**WHAT THE TASK REQUIRES**
Go through the material line by line. Say how many lines contain the word "replies", and give nothing more.

**PROVIDED INFORMATION**

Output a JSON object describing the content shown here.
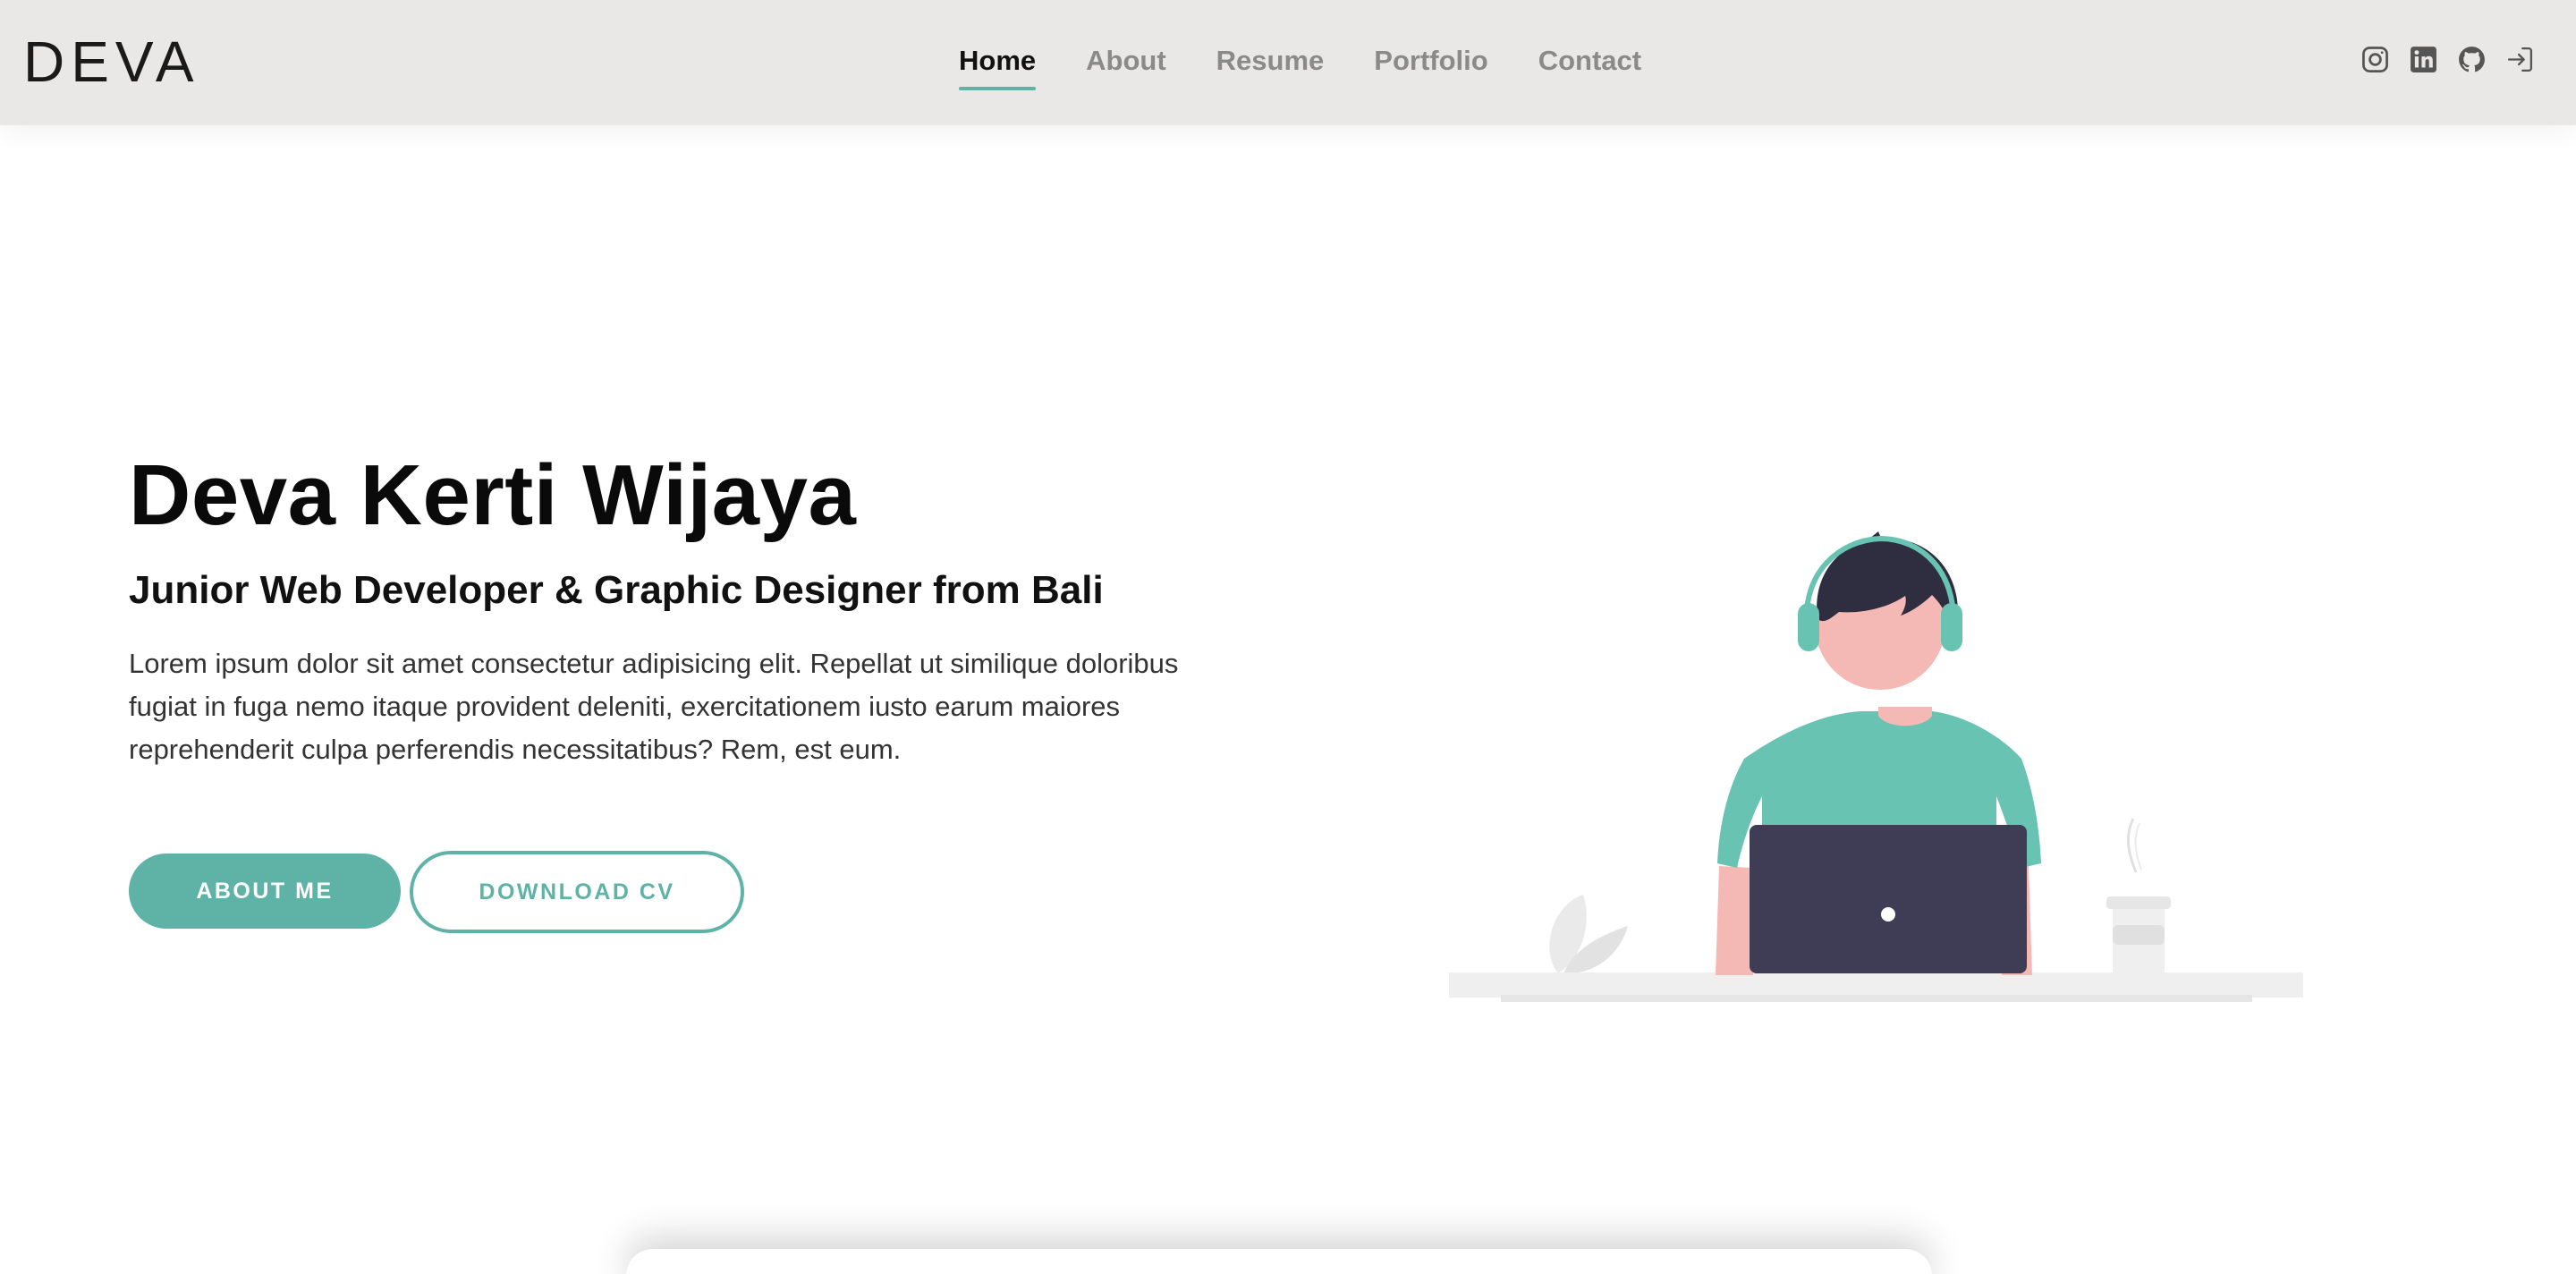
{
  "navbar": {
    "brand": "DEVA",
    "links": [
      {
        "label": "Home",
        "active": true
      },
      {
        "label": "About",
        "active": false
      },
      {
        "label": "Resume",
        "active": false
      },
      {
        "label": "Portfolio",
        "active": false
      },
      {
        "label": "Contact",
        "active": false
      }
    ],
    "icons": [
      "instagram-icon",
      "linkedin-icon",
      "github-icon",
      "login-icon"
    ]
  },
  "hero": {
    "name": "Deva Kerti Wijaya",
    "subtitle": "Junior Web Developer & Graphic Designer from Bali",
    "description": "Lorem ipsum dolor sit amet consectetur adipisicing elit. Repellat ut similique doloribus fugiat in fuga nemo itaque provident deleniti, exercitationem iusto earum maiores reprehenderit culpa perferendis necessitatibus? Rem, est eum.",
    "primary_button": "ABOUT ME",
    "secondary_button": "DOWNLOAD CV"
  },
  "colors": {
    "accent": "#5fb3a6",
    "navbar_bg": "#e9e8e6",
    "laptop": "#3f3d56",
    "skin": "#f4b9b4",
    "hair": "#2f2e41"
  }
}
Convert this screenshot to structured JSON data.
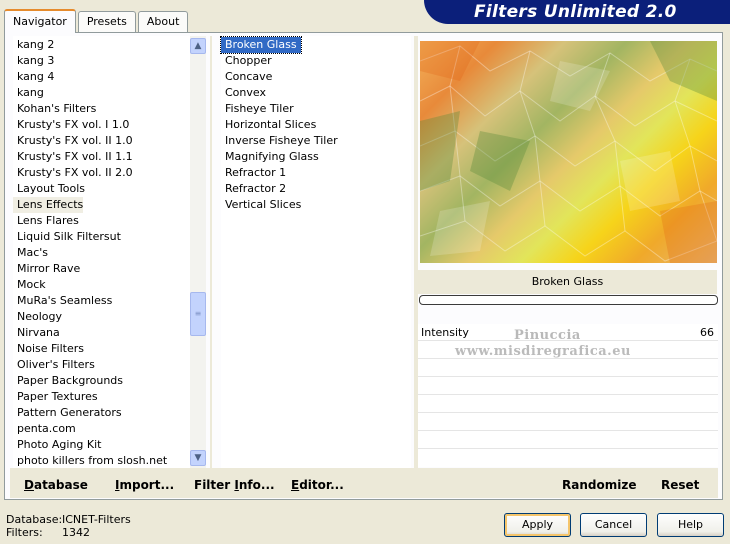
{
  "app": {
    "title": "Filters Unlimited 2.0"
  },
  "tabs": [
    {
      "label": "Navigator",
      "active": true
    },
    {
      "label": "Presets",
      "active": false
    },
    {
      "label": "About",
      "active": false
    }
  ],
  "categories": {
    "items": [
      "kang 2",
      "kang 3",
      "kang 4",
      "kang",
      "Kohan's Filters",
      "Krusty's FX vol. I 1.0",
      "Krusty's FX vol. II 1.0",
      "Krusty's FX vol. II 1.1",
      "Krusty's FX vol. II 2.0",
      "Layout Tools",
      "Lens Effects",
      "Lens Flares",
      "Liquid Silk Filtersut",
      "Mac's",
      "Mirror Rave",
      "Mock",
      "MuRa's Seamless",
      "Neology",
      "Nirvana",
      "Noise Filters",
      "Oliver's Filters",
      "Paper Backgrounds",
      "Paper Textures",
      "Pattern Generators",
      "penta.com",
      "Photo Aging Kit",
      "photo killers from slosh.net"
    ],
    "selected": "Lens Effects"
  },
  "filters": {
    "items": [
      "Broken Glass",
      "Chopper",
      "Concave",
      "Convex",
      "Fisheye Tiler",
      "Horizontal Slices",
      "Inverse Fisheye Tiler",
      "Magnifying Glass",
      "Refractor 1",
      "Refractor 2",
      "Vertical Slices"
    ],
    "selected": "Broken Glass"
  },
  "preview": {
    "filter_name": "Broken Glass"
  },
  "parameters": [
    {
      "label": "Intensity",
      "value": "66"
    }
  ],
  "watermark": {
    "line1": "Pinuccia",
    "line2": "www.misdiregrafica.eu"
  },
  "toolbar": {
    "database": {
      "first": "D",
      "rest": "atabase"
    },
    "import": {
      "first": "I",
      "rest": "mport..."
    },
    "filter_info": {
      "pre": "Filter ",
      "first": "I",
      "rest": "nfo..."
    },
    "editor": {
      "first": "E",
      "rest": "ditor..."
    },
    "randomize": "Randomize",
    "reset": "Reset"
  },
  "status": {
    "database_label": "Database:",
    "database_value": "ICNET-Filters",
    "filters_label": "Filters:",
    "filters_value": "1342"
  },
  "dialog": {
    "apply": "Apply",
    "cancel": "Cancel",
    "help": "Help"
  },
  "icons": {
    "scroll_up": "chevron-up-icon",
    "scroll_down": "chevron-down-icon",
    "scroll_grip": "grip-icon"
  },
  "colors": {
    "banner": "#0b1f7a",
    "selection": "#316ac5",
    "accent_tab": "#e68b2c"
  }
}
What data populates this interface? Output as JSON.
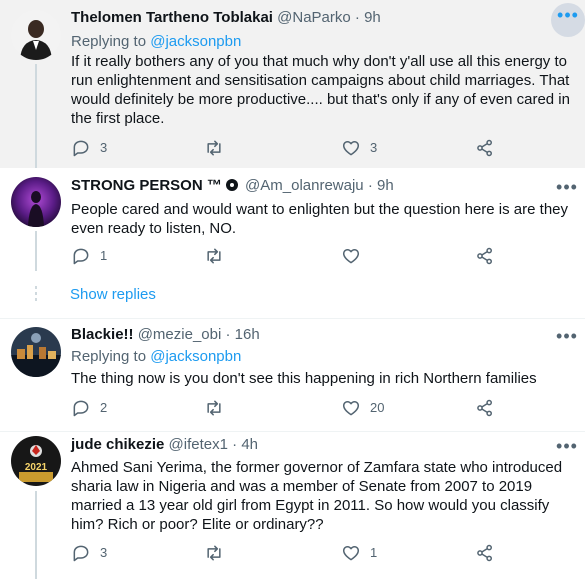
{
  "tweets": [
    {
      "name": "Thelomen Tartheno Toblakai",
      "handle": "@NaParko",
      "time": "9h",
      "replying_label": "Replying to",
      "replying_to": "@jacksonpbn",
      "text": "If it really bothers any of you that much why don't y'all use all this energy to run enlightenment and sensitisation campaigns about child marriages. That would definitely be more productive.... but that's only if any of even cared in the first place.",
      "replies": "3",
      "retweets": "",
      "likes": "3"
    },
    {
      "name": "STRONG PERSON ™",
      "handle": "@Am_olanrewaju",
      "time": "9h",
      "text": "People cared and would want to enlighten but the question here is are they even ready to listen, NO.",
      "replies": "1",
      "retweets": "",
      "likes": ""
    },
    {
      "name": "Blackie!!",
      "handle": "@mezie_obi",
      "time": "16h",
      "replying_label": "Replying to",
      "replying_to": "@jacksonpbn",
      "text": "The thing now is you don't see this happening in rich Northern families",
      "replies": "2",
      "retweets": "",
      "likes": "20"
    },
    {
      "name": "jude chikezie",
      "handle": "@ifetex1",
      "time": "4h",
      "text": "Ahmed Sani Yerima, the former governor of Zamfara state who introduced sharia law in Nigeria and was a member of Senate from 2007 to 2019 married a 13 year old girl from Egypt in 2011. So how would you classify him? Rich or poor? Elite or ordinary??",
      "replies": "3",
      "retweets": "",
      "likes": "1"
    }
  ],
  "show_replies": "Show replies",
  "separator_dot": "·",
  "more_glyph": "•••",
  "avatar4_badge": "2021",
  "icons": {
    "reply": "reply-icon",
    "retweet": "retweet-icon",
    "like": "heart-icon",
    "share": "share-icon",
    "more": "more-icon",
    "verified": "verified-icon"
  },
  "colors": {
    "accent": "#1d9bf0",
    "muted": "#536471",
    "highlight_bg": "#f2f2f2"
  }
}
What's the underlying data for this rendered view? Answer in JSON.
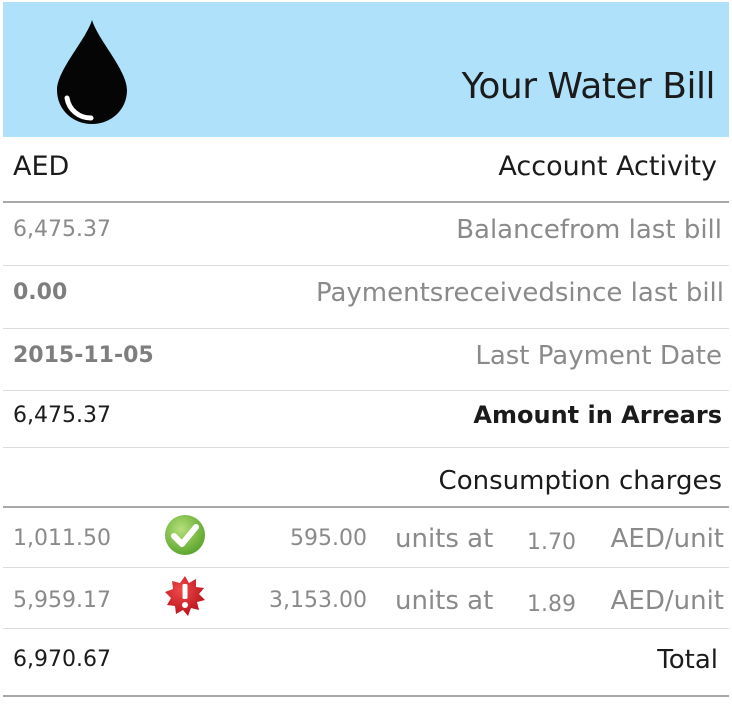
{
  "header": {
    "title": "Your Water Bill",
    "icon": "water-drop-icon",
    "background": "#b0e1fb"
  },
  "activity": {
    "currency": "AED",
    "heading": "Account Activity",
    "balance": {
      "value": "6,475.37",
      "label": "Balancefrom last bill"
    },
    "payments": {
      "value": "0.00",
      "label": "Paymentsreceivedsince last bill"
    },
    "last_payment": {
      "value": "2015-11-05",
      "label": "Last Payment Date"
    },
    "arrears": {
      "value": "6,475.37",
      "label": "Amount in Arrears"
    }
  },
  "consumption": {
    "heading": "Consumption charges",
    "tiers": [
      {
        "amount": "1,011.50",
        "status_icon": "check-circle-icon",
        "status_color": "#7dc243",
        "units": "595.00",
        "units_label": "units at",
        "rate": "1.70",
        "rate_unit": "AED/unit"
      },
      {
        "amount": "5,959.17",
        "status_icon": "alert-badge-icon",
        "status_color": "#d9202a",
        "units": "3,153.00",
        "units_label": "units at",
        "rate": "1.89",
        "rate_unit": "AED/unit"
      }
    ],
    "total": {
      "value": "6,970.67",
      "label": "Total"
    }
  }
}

**SOLUTION TO THE PROBLEM**
5